Grouping expenditure into categories, deciding what the spending limit in each category is, viewing savings objectives or a financial calendar are some of the proposals that women value most, according to the SheBanking study.
A women-friendly bank
There are currently more than 14 banks around the world that label themselves Women-Friendly and that identify themselves as a brand for women. Yet, do we want banks for women? "No, we want banks with a feminine touch, that take our priorities and needs into consideration, which are more human and closer to us," says the author.
This strategy does not mean painting banks pink and applying the Pink Tax, but rather making the company client-centric. According to Cernuda, the formula should put women at the centre of the conversation and that is only credible if there are women at the executive level.
There are more than 14 banks around the world that label themselves Women-Friendly and that identify as a brand for women
"The financial sector has been very responsive, now the talk needs to be applied in practice," says the consultant, who adds that it is "positioning that all financial institutions should acquire, because Women Mean Business."
Erik Brieva, CEO of Strands, a fintech partner with more than 600 banks as clients agrees: "Banking is already almost 100% digital, now we need to think and act in a more feminine way and establish more personalised relationships. Thus, it is essential to segment by group and women are a very broad group that should help us to transform the financial sector."

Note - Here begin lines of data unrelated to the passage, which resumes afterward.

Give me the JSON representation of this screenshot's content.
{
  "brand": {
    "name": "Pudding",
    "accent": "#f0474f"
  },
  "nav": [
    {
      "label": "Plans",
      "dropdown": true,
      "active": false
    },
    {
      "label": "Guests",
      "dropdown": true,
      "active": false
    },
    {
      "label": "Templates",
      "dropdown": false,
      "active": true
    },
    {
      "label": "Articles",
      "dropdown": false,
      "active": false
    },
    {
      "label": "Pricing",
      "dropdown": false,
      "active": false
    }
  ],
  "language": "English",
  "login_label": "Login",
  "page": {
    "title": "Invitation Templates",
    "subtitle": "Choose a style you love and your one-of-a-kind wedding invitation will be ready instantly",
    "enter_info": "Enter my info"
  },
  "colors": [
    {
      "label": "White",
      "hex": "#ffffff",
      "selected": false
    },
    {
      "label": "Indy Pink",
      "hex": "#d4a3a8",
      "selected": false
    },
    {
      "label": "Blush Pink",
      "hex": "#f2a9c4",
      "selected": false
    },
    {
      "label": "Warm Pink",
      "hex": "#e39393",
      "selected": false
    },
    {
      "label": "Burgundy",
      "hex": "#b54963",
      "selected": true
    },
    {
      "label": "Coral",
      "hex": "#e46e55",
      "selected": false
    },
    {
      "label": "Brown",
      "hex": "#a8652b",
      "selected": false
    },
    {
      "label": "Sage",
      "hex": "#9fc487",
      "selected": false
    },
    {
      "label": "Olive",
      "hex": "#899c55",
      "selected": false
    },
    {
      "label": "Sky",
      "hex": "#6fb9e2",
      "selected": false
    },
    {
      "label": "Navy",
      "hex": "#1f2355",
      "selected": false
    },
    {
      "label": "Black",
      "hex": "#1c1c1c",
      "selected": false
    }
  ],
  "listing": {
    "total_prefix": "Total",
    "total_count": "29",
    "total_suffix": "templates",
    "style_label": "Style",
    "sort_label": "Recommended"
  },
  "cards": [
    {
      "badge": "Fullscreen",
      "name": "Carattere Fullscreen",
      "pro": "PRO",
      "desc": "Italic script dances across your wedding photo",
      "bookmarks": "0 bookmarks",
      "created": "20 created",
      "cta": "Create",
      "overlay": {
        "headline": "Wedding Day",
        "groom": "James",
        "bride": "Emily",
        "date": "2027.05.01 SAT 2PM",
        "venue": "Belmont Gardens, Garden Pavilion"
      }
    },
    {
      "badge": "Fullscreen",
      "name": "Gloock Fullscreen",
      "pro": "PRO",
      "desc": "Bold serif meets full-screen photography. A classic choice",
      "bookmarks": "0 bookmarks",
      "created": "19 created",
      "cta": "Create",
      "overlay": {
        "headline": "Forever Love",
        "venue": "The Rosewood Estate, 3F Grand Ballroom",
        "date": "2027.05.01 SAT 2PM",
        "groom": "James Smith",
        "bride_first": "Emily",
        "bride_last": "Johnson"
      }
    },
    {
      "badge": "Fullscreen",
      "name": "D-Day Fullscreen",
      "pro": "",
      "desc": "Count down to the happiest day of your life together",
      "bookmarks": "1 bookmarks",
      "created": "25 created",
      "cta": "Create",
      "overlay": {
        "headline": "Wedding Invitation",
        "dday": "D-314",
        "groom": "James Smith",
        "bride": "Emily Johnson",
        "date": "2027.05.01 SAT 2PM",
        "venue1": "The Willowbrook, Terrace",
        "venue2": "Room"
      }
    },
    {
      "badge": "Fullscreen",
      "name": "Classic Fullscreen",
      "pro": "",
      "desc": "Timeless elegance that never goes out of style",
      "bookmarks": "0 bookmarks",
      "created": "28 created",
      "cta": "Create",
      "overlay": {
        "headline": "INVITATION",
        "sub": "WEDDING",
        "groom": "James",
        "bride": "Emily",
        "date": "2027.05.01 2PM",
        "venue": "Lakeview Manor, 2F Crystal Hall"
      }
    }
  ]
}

Banks are ready for the digital transformation. But what about the feminine revolution?